Another critical element to consider is your industry. To start, decide whether you'll stay in a known industry to break into a new one. While it's typically easier to stay within a familiar industry or sector, it's not required. However, it's valuable to be realistic and understand the pros and cons of each potential career development plan before you commit to a path forward.

4. Bring Your Resume Up to Speed

Resume creation is a massive milestone in your career development journey. In many cases, it's your first chance to catch the attention of recruiters and hiring managers, so it's critical that it reflects the complete view of who you are and where your most valuable skills lie.

As you start putting together your resume, you'll likely be flooded with online advice, templates, and tips to create the 'right' resume for your potential employers. However, it's important to take the information you find online with a grain of salt and commit to the option that showcases your candidate profile the best.

In many cases, candidates feel bound by the unofficial 'one-page rule' that insists your entire resume should be no more than one page long, regardless of your experience. Condensing two decades of experience into one page can be just as harmful as filling up a sparse resume with wordy sentences to appear more qualified than you actually are. And it's not worth selling yourself short based on a space constraint that won't disqualify you.

You should also steer clear of automated resume generators — paying a flat fee for a pre-formatted resume with your skills and related keywords pasted in. Employers often flag these resumes as it's easy to spot when a candidate didn't the content themselves.

You are a subject matter expert on yourself, which means you're the most qualified to write and refine your professional resume. Plus, you can lean on a more personalized, interactive resume builder to ensure you put the right information in the right place without sounding like a robot or leaving out high-value skills.

Remember, your resume should grow along with your experiences. Take the time to refine and update it regularly so you can always put your best foot forward and ensure you don't miss any valuable details.

5. Ask for Help Along the Way

Navigating the job market requires the right mix of planning, patience, and perseverance. Not every career path or career development plan is linear, and it can feel overwhelming to tackle everything that comes your way, especially if you're actively employed during your job search.

Whether you're just starting to identify potential career paths or you're deep into the job search, a career planning partner can help you:

  • Create a long-term career path that encompasses multiple positions and advancement opportunities.
  • Strengthen your resume with upskilling courses, resume tips, and assessments.
  • Prepare for your next job interview or similar evaluation.
  • Create a 360 candidate profile with a resume, video introduction, personalized bio, and more.
  • Access a career mentor for ongoing support and expert recommendations.

The right career development partner helps you navigate uncertainty and turn any potential fears or hesitations into new, exciting opportunities. Together, you'll build a long-term career path that will support your growth for years to comes. Your partner shouldn't simply be there to help you update your resume then send you on your way; they should support you over time and show a genuine investment in your career success.

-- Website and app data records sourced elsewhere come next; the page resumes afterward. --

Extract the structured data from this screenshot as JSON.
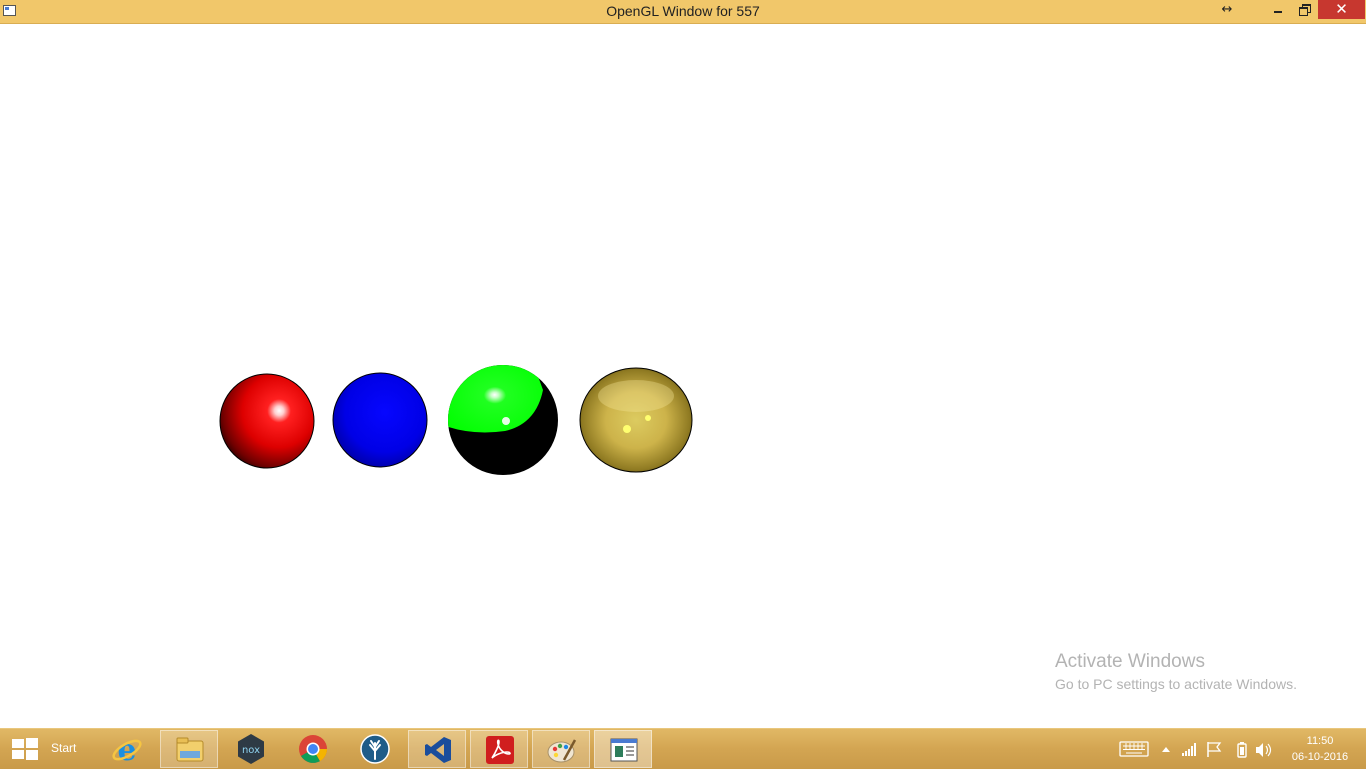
{
  "window": {
    "title": "OpenGL Window for 557",
    "resize_glyph": "↔",
    "close_glyph": "✕"
  },
  "scene": {
    "spheres": [
      {
        "name": "red-sphere",
        "color": "#ff0000"
      },
      {
        "name": "blue-sphere",
        "color": "#0000ff"
      },
      {
        "name": "green-black-sphere",
        "color": "#00ff00"
      },
      {
        "name": "gold-sphere",
        "color": "#c8b040"
      }
    ]
  },
  "watermark": {
    "line1": "Activate Windows",
    "line2": "Go to PC settings to activate Windows."
  },
  "taskbar": {
    "start_label": "Start",
    "apps": [
      {
        "icon": "internet-explorer-icon"
      },
      {
        "icon": "file-explorer-icon"
      },
      {
        "icon": "nox-player-icon",
        "text": "nox"
      },
      {
        "icon": "chrome-icon"
      },
      {
        "icon": "tree-app-icon"
      },
      {
        "icon": "visual-studio-icon"
      },
      {
        "icon": "adobe-reader-icon"
      },
      {
        "icon": "paint-icon"
      },
      {
        "icon": "opengl-window-icon"
      }
    ],
    "clock_time": "11:50",
    "clock_date": "06-10-2016"
  }
}
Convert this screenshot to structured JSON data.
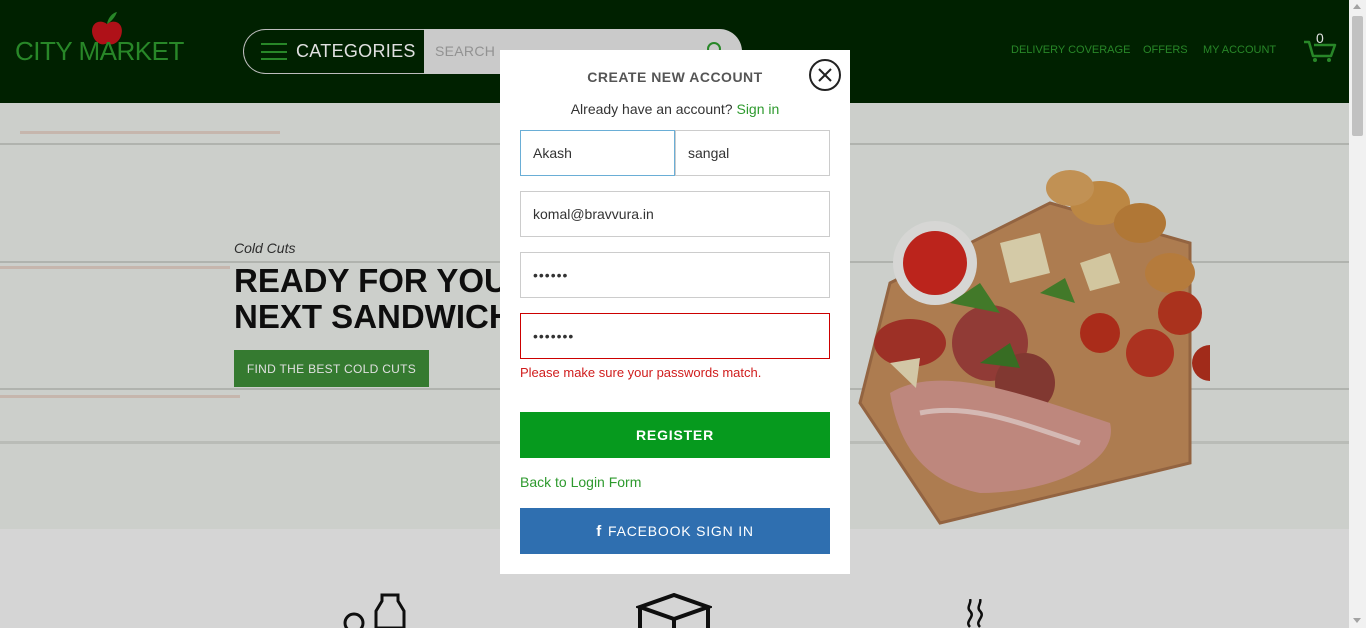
{
  "header": {
    "logo_text": "CITY MARKET",
    "categories_label": "CATEGORIES",
    "search_placeholder": "SEARCH",
    "nav": {
      "delivery": "DELIVERY COVERAGE",
      "offers": "OFFERS",
      "account": "MY ACCOUNT"
    },
    "cart_count": "0"
  },
  "hero": {
    "subtitle": "Cold Cuts",
    "title_line1": "READY FOR YOUR",
    "title_line2": "NEXT SANDWICH",
    "cta_label": "FIND THE BEST COLD CUTS"
  },
  "modal": {
    "title": "CREATE NEW ACCOUNT",
    "signin_prompt": "Already have an account?",
    "signin_link": "Sign in",
    "first_name": "Akash",
    "last_name": "sangal",
    "email": "komal@bravvura.in",
    "password": "••••••",
    "confirm_password": "•••••••",
    "error_message": "Please make sure your passwords match.",
    "register_label": "REGISTER",
    "back_link": "Back to Login Form",
    "facebook_icon": "f",
    "facebook_label": "FACEBOOK SIGN IN"
  },
  "colors": {
    "header_bg": "#002600",
    "brand_green": "#2e9a2e",
    "register_green": "#069a1e",
    "facebook_blue": "#2f6fb0",
    "error_red": "#d01c1c"
  },
  "icons": [
    "apple-icon",
    "hamburger-icon",
    "search-icon",
    "cart-icon",
    "close-icon",
    "facebook-icon",
    "bottle-icon",
    "box-icon",
    "steam-icon"
  ]
}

At CareerCircle, we help candidates reach their career goals and match them to right-fit employers through our exclusive talent network. We're here to support you at every turn with upskilling resources, return-to-work programs, mentorship, and more. Our career advocacy services and exclusive access to digital upskilling and certification programs enable us to open new doors for our members and promote equity in the workforce.

Reach out to our team today to see how we can help you reach your career development goals and support your ongoing career journey.